Big Risk No. 2: Scheduling
Calendar risks are a big part of risk management in a university. Whereas every industry has a set of cycles it goes through, higher ed seems to have more than most. "We have the start of the semester, we have the break, we have the fiscal calendar, we have year-end close, month-end close, then the summer comes and half of our faculty have left or are on leave," explains Radcliffe. If the project involves faculty, for example, and it's not delivered before they're mostly gone, "you might lose the opportunity to deliver something and need to wait for an entire semester."

The same problems surface on the research end, she adds. "Research grants have specific cycles, specific due dates. If you have faculty working on a grant, there are certain dates and times they're completely unavailable, because they're working on their grant proposal. You've got to manage all of this."

Big Risk No. 3: Underestimating the Work
While managing risks related to resources and scheduling is tough, says Radcliffe, the biggest risk is managing project complexity. That is, the risk of a project being more complex, costing more money, and requiring more resources than you can afford. "That speaks to estimation," she notes, "and getting good at estimation takes a long time."

The antidote: time and attention. "The more vigilant your organization is about looking at what you thought it would take to do something, what it actually took, and then learning from that, the more your risk goes down--significantly."

"Honestly," she adds, "at some point anybody that comes to work at the university always says, 'I had no idea it was this complicated.' We talk about it in the interview process, they always nod their head, and then later say, 'I didn't believe you. I thought, gee, how tough could it be?' The complexities of the communities, the lines of business, the calendar--that all equals risks to projects. You've got to be on your game if you're going to be a project manager at Yale."

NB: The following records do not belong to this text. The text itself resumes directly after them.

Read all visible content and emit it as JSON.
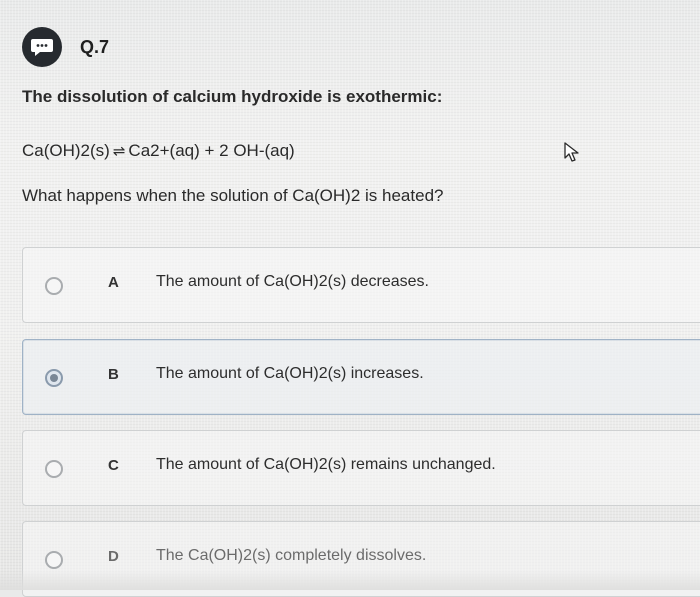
{
  "question": {
    "badge_icon": "chat-bubble-icon",
    "number": "Q.7",
    "statement": "The dissolution of calcium hydroxide is exothermic:",
    "equation": {
      "left": "Ca(OH)2(s)",
      "arrow": "⇌",
      "right": "Ca2+(aq) + 2 OH-(aq)"
    },
    "prompt": "What happens when the solution of Ca(OH)2 is heated?"
  },
  "options": [
    {
      "letter": "A",
      "text": "The amount of Ca(OH)2(s) decreases.",
      "selected": false
    },
    {
      "letter": "B",
      "text": "The amount of Ca(OH)2(s) increases.",
      "selected": true
    },
    {
      "letter": "C",
      "text": "The amount of Ca(OH)2(s) remains unchanged.",
      "selected": false
    },
    {
      "letter": "D",
      "text": "The Ca(OH)2(s) completely dissolves.",
      "selected": false
    }
  ],
  "colors": {
    "badge": "#262a2f",
    "selected_border": "#9fb2c6",
    "option_border": "#cfd1d2"
  }
}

The Lifecycle of a Risk

To monitor risk at Yale, project managers create a risk register or log for each project. This is a template filled out and maintained in a project SharePoint site or wiki, along with the other components of the project documentation. The register contains the risk name or title, a detailed description of the risk, an assessment of the risk level (low, medium, or high), and the likelihood of the risk occurring. Those last two characteristics help the project team pinpoint risks that are "high-impact, high-likelihood," which are, Radcliffe adds, "the stuff you want to pay attention to."

The register is also used to record the strategy for monitoring the risk and what the risk plan is. The latter may be short enough to put right into the log; or it might be detailed enough that it becomes an additional attachment to the project plan and referenced in the log.

For the most part, project teams at Yale meet weekly, and that's how often status reports are updated. The agenda of that meeting is to assess the schedule, the scope, and also the risk log. As a project progresses, Radcliffe explains, risks may lessen, may no longer be valid, or may come to pass; risks are dropped from the list and sometimes they're added. "A good project manager is constantly updating the risk register and managing it. It's part of managing the project," she says.

Once a month, the overarching technology operations committee meets and examines issues and risks for all of the projects. When problems surface, that's when the governance hierarchy proves its worth. "If a project team can't resolve an issue, needs to make a decision, or has a risk that's currently being monitored because it's got a high likelihood of happening, the program committee will see it and possibly [offer] some advice on it," notes Radcliffe.

If the risk holds the possibility of dooming a project, a higher-level strategic committee is asked to weigh in. For example, a project may need some special expertise--a person working on something else at the time. To pull that resource into the project may require "some clout," observes Radcliffe. "If managing the risk means you need to reach out across the university as an organization, you'd want to do that higher up in the food chain."

comments powered by Disqus